“This grocers, I go there with my children, it really scares me!” added his wife Jessica. “In general, what happens in the Middle East always makes some reverberations here,” reasoned Olivier.
“We see the cartoons, everything that’s going on, we tell ourselves that it’s a small act of revenge, it’s shocking. This is an area where we all live together, Arabs, Jews, Africans, there is no friction,” assessed Jordan Hadida, 21, a pizza shop worker who’s lived in Sarcelles from a young age. “It’s instigating hatred for nothing!”, he rued.
The district prefect, Pierre-Henry Maccioni, denounced the “extremely significant incident” which constituted, according to him “a really threat for the Jewish community”.
French Interior Minister Manuel Valls made a visit to the area, where he reassured the Jewish community of his wishes and called for calm, according to sources close to him.
Local public prosecutor Yves Jannier refused to qualify it as an act of “anti-Semitism”. “There were no particular demands, no chants, no graffiti that contained any comment. In any case, there weren’t any reported to us by witnesses at the scene of the crime,” he stressed.
According to witnesses at the scene, at about 12:30, two people dressed in black and wearing hoods, entered the shop which is extremely well frequented by the local Jewish community, and which is located in the Flanades shopping centre in Sarcelles. They threw “a weak explosive device”, revealed the department director of the public security service, Pascale Dubois.
Following the explosion, a cloud of smoke rose up in the shop. The perpetrators then left the grocers, breaking the fire exit with a brick or a stone, she added. They were still at large by the end of the day Wednesday.
The mildly injured victim who was hit by “glass or plaster splatters”, according to Dubois, was hospitalised in nearby Gonesse. Three clients present in the shop were treated for “extreme shock”.
“Amongst the witness statements, were some usable elements,” stressed the public procurer, specifying that that the enquiry wouldn’t exclude “any avenue”. “There was a CCTV system in the shop. We won’t know if it was working and if it is usable,” he added.
“There was little damage caused, but the emotional trauma is significant,” declared Joel Mergui, president of the Central Consistory of France, from the scene. “Where is it going to end up? Will it eventually be necessary to protect all the places where the Jewish community goes, the business, the restaurants?”, he demanded.
The Representative Council of Jewish Institutions in France (CRIF) insisted “that this attack has direct links to the eruption of violence which followed the release of the Islamophobic film” and “predicts that certain people will continue, against all reason, to implicate the Jews in the production of this film, inciting hate in our country”.

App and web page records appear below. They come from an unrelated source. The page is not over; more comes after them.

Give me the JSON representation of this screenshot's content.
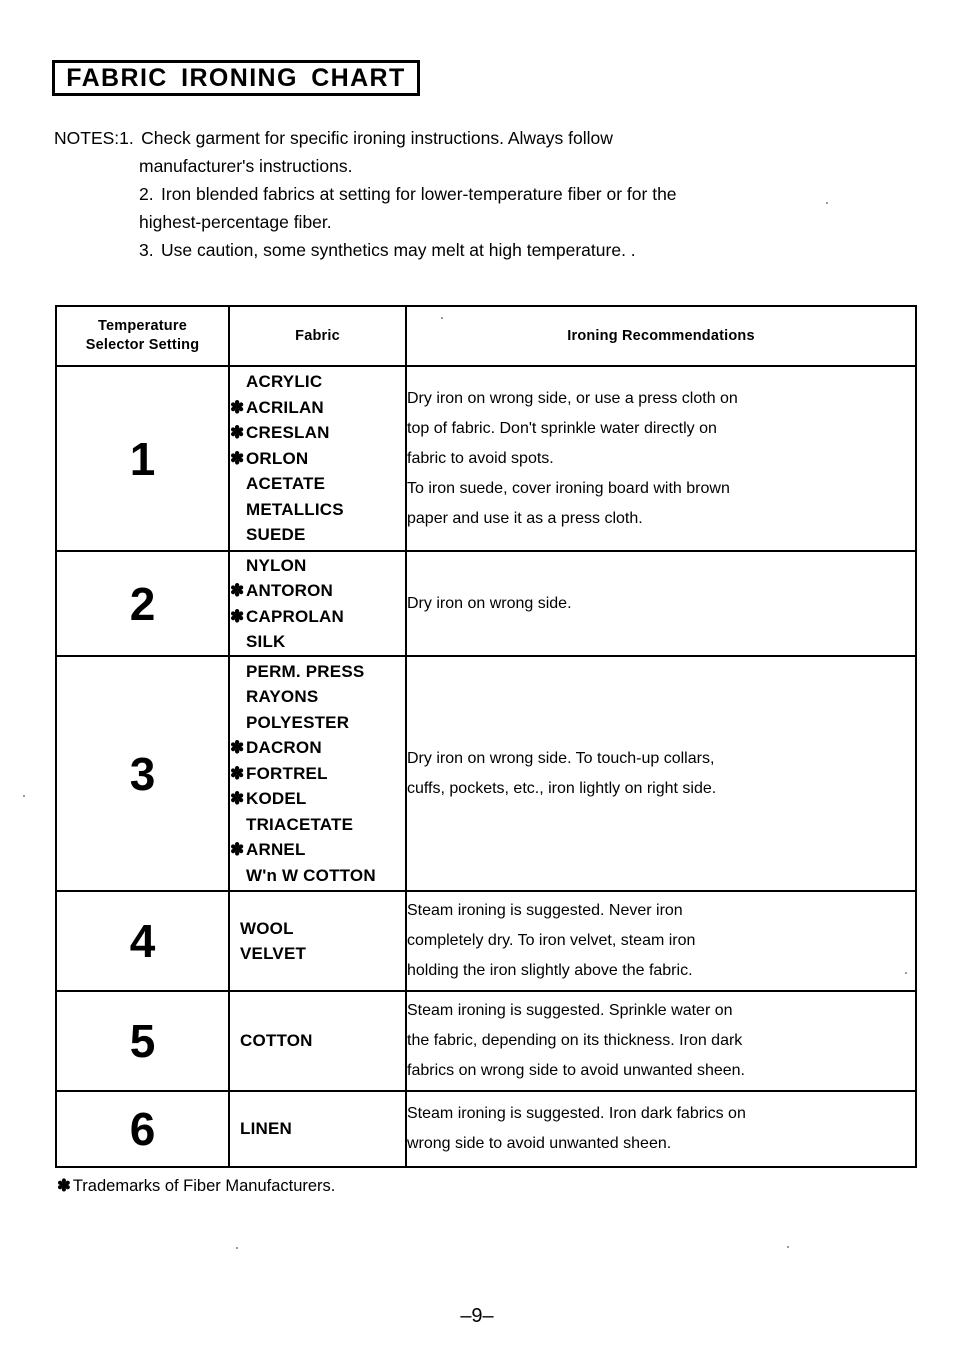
{
  "document": {
    "title": "FABRIC  IRONING  CHART",
    "page_number": "–9–",
    "footnote_star": "✽",
    "footnote_text": "Trademarks of Fiber Manufacturers."
  },
  "notes": {
    "label": "NOTES:",
    "items": [
      {
        "number": "1.",
        "lines": [
          "Check garment for specific ironing instructions. Always follow",
          "manufacturer's instructions."
        ]
      },
      {
        "number": "2.",
        "lines": [
          "Iron blended fabrics at setting for lower-temperature fiber or for the",
          "highest-percentage fiber."
        ]
      },
      {
        "number": "3.",
        "lines": [
          "Use caution, some synthetics may melt at high temperature.  ."
        ]
      }
    ]
  },
  "table": {
    "headers": {
      "setting": "Temperature\nSelector Setting",
      "setting_line1": "Temperature",
      "setting_line2": "Selector Setting",
      "fabric": "Fabric",
      "recommendations": "Ironing Recommendations"
    },
    "rows": [
      {
        "setting": "1",
        "fabrics": [
          {
            "star": "",
            "name": "ACRYLIC"
          },
          {
            "star": "✽",
            "name": "ACRILAN"
          },
          {
            "star": "✽",
            "name": "CRESLAN"
          },
          {
            "star": "✽",
            "name": "ORLON"
          },
          {
            "star": "",
            "name": "ACETATE"
          },
          {
            "star": "",
            "name": "METALLICS"
          },
          {
            "star": "",
            "name": "SUEDE"
          }
        ],
        "recommendation_lines": [
          "Dry iron on wrong side, or use a press cloth on",
          "top of fabric. Don't sprinkle water directly on",
          "fabric to avoid spots.",
          "To iron suede, cover ironing board with brown",
          "paper and use it as a press cloth."
        ]
      },
      {
        "setting": "2",
        "fabrics": [
          {
            "star": "",
            "name": "NYLON"
          },
          {
            "star": "✽",
            "name": "ANTORON"
          },
          {
            "star": "✽",
            "name": "CAPROLAN"
          },
          {
            "star": "",
            "name": "SILK"
          }
        ],
        "recommendation_lines": [
          "Dry iron on wrong side."
        ]
      },
      {
        "setting": "3",
        "fabrics": [
          {
            "star": "",
            "name": "PERM.  PRESS"
          },
          {
            "star": "",
            "name": "RAYONS"
          },
          {
            "star": "",
            "name": "POLYESTER"
          },
          {
            "star": "✽",
            "name": "DACRON"
          },
          {
            "star": "✽",
            "name": "FORTREL"
          },
          {
            "star": "✽",
            "name": "KODEL"
          },
          {
            "star": "",
            "name": "TRIACETATE"
          },
          {
            "star": "✽",
            "name": "ARNEL"
          },
          {
            "star": "",
            "name": "W'n W COTTON"
          }
        ],
        "recommendation_lines": [
          "Dry iron on wrong side. To touch-up collars,",
          "cuffs, pockets, etc., iron lightly on right side."
        ]
      },
      {
        "setting": "4",
        "fabrics": [
          {
            "star": "",
            "name": "WOOL"
          },
          {
            "star": "",
            "name": "VELVET"
          }
        ],
        "recommendation_lines": [
          "Steam ironing is suggested. Never iron",
          "completely dry. To iron velvet, steam iron",
          "holding the iron slightly above the fabric."
        ]
      },
      {
        "setting": "5",
        "fabrics": [
          {
            "star": "",
            "name": "COTTON"
          }
        ],
        "recommendation_lines": [
          "Steam ironing is suggested. Sprinkle water on",
          "the fabric, depending on its thickness. Iron dark",
          "fabrics on wrong side to avoid unwanted sheen."
        ]
      },
      {
        "setting": "6",
        "fabrics": [
          {
            "star": "",
            "name": "LINEN"
          }
        ],
        "recommendation_lines": [
          "Steam ironing is suggested. Iron dark fabrics on",
          "wrong side to avoid unwanted sheen."
        ]
      }
    ]
  }
}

The Ambassador of Israel to France, Yossi Gal, condemned “anti-Semitic aggression”, emphasising that “no symbols either excuse or justify targeting innocent people”.
In Israel, the president of the Knesset Committe on Immigration, Integration and the Diaspora, Danny Danon, announced the launch of an urgent debate inthe Knesset (the Israeli parliament), on the position of Jews in the Diaspora, following the attack in Sarcelles and the outbreak of violence caused by the release of the film Innocence of Muslims and the anti-Mohammed cartoons in French weekly Charlie Hebdo.

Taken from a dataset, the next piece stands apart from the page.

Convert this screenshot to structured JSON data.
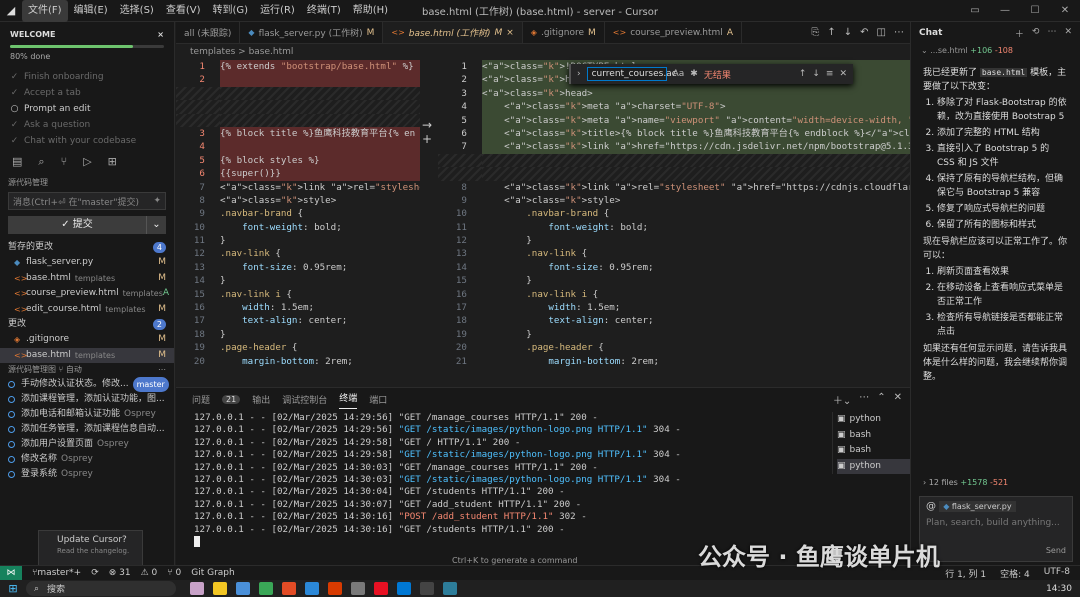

“No film justifies infringement on human life and no cartoon justifies touching a hair on a Jewish head,” raged Danon, calling on French president Francoise Hollande to reinforce surveillance equipment in areas surrounding the country’s Jewish infrastructure.
The Security Service of the Jewish Community (SPCJ) stressed Wednesday that the situation “forces us to increase the level of protection of our community and to redouble vigilance outside our synagogues, Jewish schools and community centres and similar locations”.